## [Instructions to follow]
Please give the count of lines in the listing underneath that hold "TIFF", leaving out everything else.

## [Extracted material]
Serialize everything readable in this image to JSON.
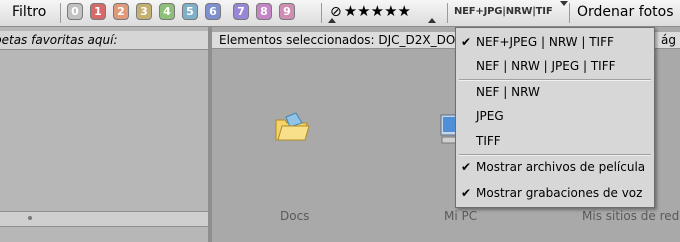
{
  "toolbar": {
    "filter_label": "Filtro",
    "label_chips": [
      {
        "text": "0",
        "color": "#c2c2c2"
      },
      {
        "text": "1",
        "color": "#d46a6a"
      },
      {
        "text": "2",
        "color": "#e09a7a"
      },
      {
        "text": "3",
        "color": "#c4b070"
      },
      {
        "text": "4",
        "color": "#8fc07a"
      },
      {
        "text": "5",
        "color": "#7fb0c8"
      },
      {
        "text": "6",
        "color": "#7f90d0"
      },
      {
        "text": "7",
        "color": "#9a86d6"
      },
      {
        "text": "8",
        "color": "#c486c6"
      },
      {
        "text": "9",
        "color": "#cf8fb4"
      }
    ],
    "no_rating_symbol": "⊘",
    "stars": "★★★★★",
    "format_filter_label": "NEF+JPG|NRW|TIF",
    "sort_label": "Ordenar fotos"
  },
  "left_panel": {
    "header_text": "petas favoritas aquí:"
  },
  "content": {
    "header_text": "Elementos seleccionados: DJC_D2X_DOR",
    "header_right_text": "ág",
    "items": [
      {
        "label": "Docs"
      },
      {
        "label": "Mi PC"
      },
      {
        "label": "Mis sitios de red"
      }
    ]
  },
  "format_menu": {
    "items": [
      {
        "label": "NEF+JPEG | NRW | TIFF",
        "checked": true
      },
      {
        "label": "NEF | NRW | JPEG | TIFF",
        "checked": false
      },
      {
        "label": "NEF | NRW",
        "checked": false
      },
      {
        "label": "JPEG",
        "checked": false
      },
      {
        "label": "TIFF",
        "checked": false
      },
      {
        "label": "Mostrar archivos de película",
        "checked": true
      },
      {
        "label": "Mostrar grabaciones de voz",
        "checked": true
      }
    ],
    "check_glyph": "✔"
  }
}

## [Solution to this exercise]
3